Brief: Using the records below, filter for lines that contain the string "drawdown" and copy them out.

Available data:
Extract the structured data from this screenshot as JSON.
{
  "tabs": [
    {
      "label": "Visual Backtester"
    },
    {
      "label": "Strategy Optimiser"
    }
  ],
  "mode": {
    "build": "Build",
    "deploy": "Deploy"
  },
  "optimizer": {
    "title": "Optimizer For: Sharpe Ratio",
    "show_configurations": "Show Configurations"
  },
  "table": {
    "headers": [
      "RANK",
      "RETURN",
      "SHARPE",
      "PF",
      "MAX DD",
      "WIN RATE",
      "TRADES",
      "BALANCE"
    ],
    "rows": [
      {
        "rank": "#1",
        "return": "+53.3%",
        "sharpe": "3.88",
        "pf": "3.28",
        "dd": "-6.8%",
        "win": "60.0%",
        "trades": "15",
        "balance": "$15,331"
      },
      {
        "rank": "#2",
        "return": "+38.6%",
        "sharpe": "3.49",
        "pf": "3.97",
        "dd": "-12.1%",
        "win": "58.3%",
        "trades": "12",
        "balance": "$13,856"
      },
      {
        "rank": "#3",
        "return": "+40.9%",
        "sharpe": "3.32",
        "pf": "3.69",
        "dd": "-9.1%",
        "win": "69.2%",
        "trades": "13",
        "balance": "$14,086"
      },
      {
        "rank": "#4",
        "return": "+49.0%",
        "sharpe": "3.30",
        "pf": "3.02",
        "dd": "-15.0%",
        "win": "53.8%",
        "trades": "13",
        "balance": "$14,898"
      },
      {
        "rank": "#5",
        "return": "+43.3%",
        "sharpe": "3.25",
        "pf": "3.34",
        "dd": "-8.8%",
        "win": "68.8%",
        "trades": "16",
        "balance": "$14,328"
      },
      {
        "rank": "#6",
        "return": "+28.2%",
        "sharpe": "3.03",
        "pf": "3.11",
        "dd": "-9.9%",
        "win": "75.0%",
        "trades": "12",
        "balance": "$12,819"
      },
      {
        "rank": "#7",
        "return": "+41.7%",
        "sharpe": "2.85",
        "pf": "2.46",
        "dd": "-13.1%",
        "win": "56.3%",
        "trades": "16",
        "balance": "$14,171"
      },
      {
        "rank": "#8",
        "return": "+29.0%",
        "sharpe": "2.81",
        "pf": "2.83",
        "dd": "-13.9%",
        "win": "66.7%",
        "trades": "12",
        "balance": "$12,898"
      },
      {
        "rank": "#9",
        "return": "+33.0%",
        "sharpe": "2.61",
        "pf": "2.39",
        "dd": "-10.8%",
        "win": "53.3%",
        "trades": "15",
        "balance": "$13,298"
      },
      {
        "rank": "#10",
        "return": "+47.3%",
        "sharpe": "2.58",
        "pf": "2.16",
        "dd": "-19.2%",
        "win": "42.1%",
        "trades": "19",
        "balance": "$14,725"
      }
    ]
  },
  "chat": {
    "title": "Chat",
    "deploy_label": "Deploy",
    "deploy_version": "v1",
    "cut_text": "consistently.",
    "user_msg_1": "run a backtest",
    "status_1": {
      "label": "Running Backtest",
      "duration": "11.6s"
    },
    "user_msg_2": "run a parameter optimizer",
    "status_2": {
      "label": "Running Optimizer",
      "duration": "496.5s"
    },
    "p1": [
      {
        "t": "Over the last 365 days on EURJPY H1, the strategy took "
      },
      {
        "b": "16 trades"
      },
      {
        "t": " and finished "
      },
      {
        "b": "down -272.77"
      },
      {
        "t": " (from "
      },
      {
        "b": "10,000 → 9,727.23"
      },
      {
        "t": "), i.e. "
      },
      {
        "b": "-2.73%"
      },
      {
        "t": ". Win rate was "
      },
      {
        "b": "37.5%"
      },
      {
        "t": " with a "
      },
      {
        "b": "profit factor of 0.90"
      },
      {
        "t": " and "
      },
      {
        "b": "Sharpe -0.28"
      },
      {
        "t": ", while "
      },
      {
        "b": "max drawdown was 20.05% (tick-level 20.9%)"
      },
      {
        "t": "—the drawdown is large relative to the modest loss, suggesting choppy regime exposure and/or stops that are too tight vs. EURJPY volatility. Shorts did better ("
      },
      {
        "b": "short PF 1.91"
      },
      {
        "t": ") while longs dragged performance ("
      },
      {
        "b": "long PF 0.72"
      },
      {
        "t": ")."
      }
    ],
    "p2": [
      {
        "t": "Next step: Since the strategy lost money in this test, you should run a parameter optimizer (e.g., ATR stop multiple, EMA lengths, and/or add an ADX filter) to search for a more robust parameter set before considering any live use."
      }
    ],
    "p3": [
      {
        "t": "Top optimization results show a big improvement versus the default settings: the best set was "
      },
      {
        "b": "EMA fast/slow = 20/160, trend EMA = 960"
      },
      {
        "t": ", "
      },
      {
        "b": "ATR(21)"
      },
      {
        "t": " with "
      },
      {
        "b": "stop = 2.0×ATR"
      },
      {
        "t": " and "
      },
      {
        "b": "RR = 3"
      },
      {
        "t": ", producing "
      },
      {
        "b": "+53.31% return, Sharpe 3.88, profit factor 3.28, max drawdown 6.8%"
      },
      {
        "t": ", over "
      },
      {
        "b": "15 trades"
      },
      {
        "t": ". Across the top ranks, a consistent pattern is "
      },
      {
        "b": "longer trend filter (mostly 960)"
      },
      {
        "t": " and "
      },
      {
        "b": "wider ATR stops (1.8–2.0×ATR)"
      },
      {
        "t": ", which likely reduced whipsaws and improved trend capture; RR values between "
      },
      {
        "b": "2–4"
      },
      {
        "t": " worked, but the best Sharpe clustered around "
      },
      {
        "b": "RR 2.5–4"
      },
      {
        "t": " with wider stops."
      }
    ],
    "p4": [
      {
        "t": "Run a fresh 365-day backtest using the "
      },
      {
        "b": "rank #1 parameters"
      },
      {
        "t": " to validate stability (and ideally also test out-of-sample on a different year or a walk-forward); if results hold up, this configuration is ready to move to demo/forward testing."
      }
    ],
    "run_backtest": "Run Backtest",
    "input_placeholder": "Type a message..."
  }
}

Response to this task:
        "b": "max drawdown was 20.05% (tick-level 20.9%)"
        "t": "—the drawdown is large relative to the modest loss, suggesting choppy regime exposure and/or stops that are too tight vs. EURJPY volatility. Shorts did better ("
        "b": "+53.31% return, Sharpe 3.88, profit factor 3.28, max drawdown 6.8%"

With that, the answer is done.